AUGUSTA, Maine — The spread of “dead mud” among Maine’s shellfish flats could have disastrous implications for clammers, lobstermen, oyster farmers and others whose livelihoods depend on healthy coastal ecosystems.
What’s the source of this new threat to one of the state’s most important natural resource industries? Several indicators point to the acidity of the ocean as the culprit.
All along the coast, environmental groups and marine biologists are seeing a correlation between higher acidity levels in seawater, lower landings of shellfish and reproductive problems at aquaculture facilities, but there is little data to prove it. A bill sponsored by Rep. Mick Devin, D-Newcastle, who works as a marine biologist, seeks to solve the mystery.
LD 1602, which would establish a panel of experts to study the problem, has the support of the state’s Department of Marine Resources and would cost $25,000 or less, according to Devin.
“Maine’s marine resources support a $1 billion industry and thousands of jobs,” said Devin, who introduced the bill to the Legislature’s Marine Resources Committee on Monday. “Ocean acidification has the potential to shut down Maine’s shellfish industry and we can’t afford to lose it.”
Patrick Keliher, commissioner of the Department of Marine Resources, testified Monday in support of the bill, which is being sponsored as an emergency measure, meaning the study commission would be formed immediately after enactment.
“Every day we hear from fishermen that the conditions they have seen on the water have been changing rapidly and dramatically in recent years,” said Keliher. “Water temperatures are warmer, sheds are less predictable, new species are present and others are disappearing. Acidification is one of many stressors in our marine environment, and there is much we do not know about the sensitivity of important commercial and recreational fisheries to reduced pH.”
The pH scale is used to measure acidity.
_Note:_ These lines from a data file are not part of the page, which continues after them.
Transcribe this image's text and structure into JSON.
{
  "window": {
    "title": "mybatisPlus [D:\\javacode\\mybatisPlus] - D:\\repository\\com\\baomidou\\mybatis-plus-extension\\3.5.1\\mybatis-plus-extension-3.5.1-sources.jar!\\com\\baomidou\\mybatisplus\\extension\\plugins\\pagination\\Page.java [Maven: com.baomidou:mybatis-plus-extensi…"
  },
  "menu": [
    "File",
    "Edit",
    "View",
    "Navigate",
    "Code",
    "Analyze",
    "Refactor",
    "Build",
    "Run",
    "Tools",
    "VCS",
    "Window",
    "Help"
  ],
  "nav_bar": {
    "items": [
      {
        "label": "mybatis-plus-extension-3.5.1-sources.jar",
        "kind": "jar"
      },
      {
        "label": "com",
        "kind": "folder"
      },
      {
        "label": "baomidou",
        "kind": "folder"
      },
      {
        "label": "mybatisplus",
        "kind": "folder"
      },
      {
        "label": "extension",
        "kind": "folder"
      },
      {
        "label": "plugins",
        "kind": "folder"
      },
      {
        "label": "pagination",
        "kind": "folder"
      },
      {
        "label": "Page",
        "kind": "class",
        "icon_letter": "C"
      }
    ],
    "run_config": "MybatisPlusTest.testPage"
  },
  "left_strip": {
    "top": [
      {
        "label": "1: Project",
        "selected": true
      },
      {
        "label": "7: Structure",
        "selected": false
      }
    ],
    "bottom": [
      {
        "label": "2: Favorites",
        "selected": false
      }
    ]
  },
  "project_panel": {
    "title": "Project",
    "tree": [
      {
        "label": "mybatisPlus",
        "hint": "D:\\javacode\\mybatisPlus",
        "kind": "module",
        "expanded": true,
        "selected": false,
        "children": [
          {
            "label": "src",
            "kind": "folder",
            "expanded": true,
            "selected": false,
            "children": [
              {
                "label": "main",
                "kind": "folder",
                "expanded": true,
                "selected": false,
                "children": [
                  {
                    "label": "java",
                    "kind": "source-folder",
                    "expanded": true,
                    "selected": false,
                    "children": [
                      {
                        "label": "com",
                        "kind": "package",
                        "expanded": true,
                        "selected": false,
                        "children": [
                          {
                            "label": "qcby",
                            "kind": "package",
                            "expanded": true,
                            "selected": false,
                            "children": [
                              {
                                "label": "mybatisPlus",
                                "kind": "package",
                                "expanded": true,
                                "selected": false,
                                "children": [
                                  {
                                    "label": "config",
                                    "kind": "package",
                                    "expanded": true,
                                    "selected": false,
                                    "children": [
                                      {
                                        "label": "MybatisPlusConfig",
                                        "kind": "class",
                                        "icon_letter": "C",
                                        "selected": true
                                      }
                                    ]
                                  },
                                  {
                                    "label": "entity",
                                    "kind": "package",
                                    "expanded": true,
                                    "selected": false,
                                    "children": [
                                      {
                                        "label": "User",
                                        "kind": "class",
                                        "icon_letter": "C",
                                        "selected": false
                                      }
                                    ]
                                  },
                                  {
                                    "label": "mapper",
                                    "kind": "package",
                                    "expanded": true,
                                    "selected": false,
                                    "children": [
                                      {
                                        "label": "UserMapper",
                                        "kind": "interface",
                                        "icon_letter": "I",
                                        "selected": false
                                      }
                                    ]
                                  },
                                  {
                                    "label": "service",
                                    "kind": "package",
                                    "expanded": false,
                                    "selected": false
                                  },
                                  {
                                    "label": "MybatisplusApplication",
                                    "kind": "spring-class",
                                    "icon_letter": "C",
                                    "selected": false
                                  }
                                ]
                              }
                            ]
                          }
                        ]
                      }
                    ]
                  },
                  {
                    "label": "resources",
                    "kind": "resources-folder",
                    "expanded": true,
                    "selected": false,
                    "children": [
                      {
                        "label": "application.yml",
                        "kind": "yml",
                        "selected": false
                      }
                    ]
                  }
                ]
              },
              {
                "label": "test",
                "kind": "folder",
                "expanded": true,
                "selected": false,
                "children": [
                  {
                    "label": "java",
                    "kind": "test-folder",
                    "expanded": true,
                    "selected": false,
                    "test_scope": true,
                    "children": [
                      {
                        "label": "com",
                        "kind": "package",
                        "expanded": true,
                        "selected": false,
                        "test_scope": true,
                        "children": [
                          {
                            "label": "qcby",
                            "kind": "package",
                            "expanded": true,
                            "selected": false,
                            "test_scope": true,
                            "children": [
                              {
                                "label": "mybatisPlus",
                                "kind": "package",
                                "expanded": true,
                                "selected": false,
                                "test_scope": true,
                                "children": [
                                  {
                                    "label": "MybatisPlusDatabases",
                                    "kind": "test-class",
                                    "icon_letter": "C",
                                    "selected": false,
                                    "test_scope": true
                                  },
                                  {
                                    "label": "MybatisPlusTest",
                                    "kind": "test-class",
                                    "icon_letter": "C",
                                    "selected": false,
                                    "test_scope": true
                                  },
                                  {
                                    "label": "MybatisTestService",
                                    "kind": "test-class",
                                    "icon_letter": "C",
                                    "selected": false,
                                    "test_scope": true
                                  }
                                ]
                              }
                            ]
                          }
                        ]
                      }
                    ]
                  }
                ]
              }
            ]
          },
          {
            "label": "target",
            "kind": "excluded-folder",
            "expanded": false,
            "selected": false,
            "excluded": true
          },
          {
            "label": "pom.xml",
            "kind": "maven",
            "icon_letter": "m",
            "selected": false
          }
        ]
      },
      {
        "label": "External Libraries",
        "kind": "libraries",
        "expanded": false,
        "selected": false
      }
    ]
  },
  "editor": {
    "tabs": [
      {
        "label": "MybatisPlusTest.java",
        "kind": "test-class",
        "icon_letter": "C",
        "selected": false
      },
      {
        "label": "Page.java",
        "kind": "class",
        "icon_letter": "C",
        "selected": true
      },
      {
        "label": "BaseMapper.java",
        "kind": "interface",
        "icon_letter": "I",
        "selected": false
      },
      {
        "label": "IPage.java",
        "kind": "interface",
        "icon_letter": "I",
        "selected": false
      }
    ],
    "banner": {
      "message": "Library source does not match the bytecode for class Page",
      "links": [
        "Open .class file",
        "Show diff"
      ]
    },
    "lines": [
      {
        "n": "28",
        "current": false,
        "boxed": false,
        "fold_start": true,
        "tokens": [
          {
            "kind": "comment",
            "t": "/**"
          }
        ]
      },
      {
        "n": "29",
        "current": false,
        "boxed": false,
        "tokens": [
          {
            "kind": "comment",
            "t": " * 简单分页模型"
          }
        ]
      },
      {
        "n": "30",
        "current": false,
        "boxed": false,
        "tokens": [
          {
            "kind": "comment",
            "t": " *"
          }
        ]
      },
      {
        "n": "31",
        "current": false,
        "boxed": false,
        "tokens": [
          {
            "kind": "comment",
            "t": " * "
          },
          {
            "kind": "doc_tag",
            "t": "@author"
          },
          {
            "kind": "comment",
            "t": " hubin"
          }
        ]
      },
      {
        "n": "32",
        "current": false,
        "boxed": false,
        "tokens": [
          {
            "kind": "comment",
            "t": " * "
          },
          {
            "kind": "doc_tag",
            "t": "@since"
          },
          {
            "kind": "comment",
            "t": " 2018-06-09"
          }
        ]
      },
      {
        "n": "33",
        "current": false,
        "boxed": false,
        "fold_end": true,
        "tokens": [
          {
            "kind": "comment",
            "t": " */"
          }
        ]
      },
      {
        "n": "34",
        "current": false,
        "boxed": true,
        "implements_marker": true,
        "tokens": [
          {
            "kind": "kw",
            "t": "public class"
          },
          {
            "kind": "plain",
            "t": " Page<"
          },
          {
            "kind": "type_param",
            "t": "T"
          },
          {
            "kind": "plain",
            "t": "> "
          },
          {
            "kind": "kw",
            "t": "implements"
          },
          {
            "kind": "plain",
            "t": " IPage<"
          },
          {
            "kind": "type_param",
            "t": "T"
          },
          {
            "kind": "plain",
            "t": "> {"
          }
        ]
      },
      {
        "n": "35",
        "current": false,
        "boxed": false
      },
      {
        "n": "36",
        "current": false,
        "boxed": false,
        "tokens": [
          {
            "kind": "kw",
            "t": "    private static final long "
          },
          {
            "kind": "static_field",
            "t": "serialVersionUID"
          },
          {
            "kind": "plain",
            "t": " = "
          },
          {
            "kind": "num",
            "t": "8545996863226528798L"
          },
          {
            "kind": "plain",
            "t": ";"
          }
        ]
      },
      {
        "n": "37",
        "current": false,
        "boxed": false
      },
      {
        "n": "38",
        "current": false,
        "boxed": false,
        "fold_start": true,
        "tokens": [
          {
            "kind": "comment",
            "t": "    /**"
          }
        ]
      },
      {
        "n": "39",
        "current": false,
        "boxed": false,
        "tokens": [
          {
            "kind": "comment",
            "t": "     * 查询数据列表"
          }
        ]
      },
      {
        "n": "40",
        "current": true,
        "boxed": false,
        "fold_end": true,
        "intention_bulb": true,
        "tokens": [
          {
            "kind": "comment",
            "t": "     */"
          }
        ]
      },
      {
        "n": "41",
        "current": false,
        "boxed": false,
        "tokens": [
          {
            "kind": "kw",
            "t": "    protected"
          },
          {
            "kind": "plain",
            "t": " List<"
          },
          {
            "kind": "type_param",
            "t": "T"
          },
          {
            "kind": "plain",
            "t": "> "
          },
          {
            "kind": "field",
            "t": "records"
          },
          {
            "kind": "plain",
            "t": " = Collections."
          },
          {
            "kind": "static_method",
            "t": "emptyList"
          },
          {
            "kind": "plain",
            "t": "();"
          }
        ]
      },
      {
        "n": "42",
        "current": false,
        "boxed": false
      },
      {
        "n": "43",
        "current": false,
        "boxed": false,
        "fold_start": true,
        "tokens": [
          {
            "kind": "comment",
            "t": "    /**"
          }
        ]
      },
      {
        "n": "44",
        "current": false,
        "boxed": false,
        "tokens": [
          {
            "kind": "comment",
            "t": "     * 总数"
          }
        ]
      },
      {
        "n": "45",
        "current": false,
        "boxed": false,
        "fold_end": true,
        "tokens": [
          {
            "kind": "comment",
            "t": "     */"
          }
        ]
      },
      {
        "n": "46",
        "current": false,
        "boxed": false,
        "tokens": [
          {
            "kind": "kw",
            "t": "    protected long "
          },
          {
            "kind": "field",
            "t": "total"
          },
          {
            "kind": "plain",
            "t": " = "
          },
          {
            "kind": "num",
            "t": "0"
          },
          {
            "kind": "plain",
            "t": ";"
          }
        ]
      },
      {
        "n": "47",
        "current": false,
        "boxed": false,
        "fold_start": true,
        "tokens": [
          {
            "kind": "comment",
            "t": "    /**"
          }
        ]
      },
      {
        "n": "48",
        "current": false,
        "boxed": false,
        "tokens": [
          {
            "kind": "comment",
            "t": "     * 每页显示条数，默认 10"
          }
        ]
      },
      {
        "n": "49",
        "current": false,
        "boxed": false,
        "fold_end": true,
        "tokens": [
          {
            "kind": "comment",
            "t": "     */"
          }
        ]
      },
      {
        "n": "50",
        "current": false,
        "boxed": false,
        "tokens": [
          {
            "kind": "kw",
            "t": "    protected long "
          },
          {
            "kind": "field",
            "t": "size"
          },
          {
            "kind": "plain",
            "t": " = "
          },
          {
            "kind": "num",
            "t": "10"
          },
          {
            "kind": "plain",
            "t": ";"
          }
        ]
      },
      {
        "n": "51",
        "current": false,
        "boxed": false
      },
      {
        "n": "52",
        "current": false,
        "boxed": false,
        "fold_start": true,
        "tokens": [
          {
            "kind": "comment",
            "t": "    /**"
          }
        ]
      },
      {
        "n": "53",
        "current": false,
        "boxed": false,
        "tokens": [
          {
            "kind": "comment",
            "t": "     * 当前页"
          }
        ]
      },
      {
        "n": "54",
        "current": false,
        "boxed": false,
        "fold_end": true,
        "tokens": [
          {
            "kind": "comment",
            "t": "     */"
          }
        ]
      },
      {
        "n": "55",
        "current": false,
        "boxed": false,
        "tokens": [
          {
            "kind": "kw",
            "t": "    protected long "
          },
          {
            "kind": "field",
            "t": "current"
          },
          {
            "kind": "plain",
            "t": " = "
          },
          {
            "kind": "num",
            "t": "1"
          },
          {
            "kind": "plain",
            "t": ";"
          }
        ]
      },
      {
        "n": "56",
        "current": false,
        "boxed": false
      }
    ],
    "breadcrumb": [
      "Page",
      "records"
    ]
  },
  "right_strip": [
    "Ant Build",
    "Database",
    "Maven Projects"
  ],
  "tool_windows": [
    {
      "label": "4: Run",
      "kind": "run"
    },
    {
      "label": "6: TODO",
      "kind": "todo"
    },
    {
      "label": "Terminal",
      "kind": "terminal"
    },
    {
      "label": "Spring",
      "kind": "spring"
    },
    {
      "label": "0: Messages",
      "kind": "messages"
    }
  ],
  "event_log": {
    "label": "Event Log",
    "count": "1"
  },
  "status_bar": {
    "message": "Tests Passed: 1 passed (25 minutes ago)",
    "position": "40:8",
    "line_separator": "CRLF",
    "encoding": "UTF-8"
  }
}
According to testimony from the Rockland-based Island Institute, the pH in the Gulf of Maine stood at about 8.2 for 600,000 years but has dropped to 8.1 in the past two centuries.
That might not seem like much, said Susie Arnold, a marine scientist for the institute, but because acidity is measured on a logarithmic scale, 8.1 is 30 times more acidic than 8.2. The Gulf of Maine is especially susceptible to acidification because of water temperatures and an above-average influx of fresh water.
The rise in acidity is thought to be due to carbon dioxide, which finds its way to the oceans after being produced by the burning of fossil fuels, either through the air or stormwater runoff. Acidification has already been linked to precipitous drops in populations of organisms with shells and exoskeletons on the West Coast and now there is growing concern that the trend will decimate shellfish, lobsters and micro-organisms here on the Maine coast.
“Right now, we’re really looking to understand what we don’t know,” said Nick Battista of the Island Institute, which will host an ocean acidification forum beginning at 9 a.m. on Thursday at the Governor Hill Mansion in Augusta.
Joe Payne of Westbrook, Casco baykeeper for Friends of Casco Bay, said small-scale observations show higher acidity in some areas of Casco Bay where shellfish harvesters aren’t finding their bounty.
“We have anecdotal information from the harvesters themselves,” said Payne. “They say there’s more and more dead mud. There’s mud they can’t harvest from, and Casco Bay is not unique to the coast of Maine. There are more and more areas where they can’t harvest a day’s pay worth of clams.”
The lobstermen are also concerned, according to David Cousins, president of the Maine Lobstermen’s Association.
“The more I hear about it, the more I have concerns,” said Cousins. “We don’t really know the effects of ocean acidification on lobsters, but we do know the effects on shellfish and clams and it’s not positive. As long as the industrial nations of the world use fossil fuel, it’s going to get worse.”
Bill Mook, who has owned Mook Sea Farm, an oyster seed hatchery in Damariscotta, since 1985, said he also has noticed that when the water acidity is higher, such as after a storm, his oyster seeds suffer.
No one spoke against the bill during a public hearing on Monday, but if the study moves forward the question becomes what to do with the results if they say that disastrous acidification has arrived. Ivy Frignoca, an attorney for the Conservation Law Foundation, said that despite being nearly powerless in some ways — such as stemming carbon dioxide emissions in upwind states — Maine can take steps against ocean acidification.
“The carbon, as we understand it, is coming from all fossil fuel emissions and there’s not a whole lot we can do about that because some of it is coming from outside the region,” she said. “The second source is from stormwater runoff and that is something we can do something about.”